Henry Knight reviews "The Aryan Jesus" by Susannah Heschel in the current issue of The Christian Century.
In penetrating detail, Heschel recounts how the ideological prejudices of Nazi Germany consumed the historical person named Jesus and replaced him with a figure totally at odds with his own Jewish identity, in which and from which he expressed his distinctive perspective on God's ways with the world. The same dynamics are at work when white supremacists replace the Galilean Jesus with a white, European image of their own prejudices. But the historical reality that cannot be ignored is that Jesus of Nazareth was a Galilean Jew in critical dialogue with his own culture, people and times at the same time that he was directly challenging the culture of empire that was oppressively present in his world. Ironically, that latter discontinuity was mocked by the institute's resolute attempts to demonstrate Jesus' continuity with the ideology that informed the Third Reich.

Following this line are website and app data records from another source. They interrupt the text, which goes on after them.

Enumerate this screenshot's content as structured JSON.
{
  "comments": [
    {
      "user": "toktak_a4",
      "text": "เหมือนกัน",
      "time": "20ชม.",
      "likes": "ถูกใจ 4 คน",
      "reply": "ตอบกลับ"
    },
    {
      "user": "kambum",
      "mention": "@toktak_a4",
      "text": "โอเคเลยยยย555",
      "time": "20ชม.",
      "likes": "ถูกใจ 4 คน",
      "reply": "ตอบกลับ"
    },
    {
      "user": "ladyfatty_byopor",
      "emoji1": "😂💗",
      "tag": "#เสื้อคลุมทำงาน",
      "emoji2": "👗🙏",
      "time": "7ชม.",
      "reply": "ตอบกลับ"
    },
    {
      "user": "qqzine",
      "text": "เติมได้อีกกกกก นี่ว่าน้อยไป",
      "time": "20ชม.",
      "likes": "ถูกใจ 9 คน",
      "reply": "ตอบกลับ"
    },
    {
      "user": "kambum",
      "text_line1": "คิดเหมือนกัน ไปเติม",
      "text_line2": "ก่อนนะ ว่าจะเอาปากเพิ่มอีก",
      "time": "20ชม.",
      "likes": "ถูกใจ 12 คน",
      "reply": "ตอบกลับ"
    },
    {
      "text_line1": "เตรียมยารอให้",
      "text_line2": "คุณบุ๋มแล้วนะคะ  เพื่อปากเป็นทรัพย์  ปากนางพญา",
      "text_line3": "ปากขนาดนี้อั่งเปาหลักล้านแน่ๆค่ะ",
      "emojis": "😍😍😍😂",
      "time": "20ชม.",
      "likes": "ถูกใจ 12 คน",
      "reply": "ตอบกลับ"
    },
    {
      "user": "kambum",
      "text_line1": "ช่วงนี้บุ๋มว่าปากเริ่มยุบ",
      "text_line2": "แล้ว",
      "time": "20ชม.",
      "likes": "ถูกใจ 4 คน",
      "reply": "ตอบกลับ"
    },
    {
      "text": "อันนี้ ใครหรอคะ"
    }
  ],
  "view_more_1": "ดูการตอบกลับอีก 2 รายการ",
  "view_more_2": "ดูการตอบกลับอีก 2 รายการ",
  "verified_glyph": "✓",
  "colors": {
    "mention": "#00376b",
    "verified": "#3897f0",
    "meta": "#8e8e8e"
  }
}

The Jewish world in which Jesus lived and acted was culturally, politically and religiously diverse. Any conflict he experienced with it could never have been with the Jews as a whole or with a monolithic Judaism, though he clearly did have conflict with particular Jews over things Jewish and with Romans over matters dangerously political. For the reader who believes that these historical touchstones in the life of Jesus can be safely presumed, Heschel's steadfast engagement with the Eisenach institute and its teachings is an unsettling reminder that this assumption is false.